When I return to the village and give Adi the pink and gold head-scarf, she is ecstatic. Immediately, she wraps it over her head and around her shoulders. It cascades prettily down past her waist as she parades around my yard with a haughty show-off expression and we both break into laughter. She carries on about how much she loves it, then carefully puts it away. “Allah she miki albarka,” she says, “May God give you blessings.”…
The day after I give her the head-scarf, she sets off for Illela, a market village just across the border, in Nigeria, in order to express her sympathies on the third day of a relative’s death. While in the city, suffering under the oppressive heat of the noonday sun, she cannot find a car to take her to the house. In desperation, she decides to get on a cobble-cobble taxi (moped) for the first time in her life, and ride to her destination….
As they spin along, baby bouncing on Adi’s back, the head scarf catches a breeze and strays from her body into the tire, sticking in the spokes and tearing off, ripping half of it into tatters and staining it with dirt and oil. And there you have it, the beautiful pink and gold scarf, worn so proudly for just a few hours, now ruined beyond repair.I imagine her gasping in despair and calling for the taxi driver to halt, picking up her scarf from the street, and exclaiming “Wayo, wayo, wayo.” The taxi driver feels terrible – he will not let her pay the fare when they reach her destination. But this is her only consolation. For a woman from a rural village in Niger who receives only one or two new outfits a year from her husband, a scarf like this is a precious treat…. She is a woman down on her luck. As if poverty, illiteracy, marriage at 13, too many pregnancies, too many dead children and an abusive husband weren’t enough.
By the time Adi gets back to the village, late that afternoon, and shows me the damaged scarf, she is laughing at her misfortune. She tells me the story and we make jokes about it, about our collective bad luck. This is an invaluable lesson I’ve learned since coming here: when all else fails, make it into a joke. After we’ve calmed down our giggles, a more serious look takes on her face. The truth is, she explains, she isn’t happy at all about the scarf, but she can’t complain seeing as she and her baby arrived home from Illela in health….
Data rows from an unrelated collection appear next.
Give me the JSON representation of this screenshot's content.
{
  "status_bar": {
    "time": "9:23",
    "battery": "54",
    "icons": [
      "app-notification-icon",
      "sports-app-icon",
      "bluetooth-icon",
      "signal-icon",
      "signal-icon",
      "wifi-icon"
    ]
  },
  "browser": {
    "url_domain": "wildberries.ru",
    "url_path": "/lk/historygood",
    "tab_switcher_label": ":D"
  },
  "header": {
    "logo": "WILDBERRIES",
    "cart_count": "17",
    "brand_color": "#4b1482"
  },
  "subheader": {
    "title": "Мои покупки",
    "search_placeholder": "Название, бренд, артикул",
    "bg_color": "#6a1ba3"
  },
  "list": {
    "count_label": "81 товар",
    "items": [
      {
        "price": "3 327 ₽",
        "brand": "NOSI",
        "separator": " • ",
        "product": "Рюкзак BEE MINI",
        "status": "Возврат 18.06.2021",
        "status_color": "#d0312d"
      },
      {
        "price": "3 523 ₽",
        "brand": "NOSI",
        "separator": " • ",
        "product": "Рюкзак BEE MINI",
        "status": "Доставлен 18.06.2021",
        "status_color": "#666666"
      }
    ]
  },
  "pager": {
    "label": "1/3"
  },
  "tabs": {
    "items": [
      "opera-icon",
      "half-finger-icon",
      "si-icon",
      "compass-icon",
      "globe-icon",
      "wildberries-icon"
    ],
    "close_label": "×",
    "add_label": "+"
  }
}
We are back in the yard, Adi and I, stripping the leaves off the Tamaka tree for the umpteenth time, dipping and washing them in a calabash bowl of water. As Adi prepares the fire, I begin to feel bittersweet, not sure if I’ll be ready to leave this place when my time is up—just six more months. It makes me wonder what it is in my personality that allows me to never fully appreciate what I have until it is almost gone from my reach. Especially living here, a place where, despite all the frustrations, homesickness and physical misery, I continue to be filled with unique and powerful experiences. My eyes frame the scene surrounding me and this is what I see: a remote African village, a minority culture, a different religion and lifestyle, and the few incredible people with whom I’ve connected in ways I could have never imagined….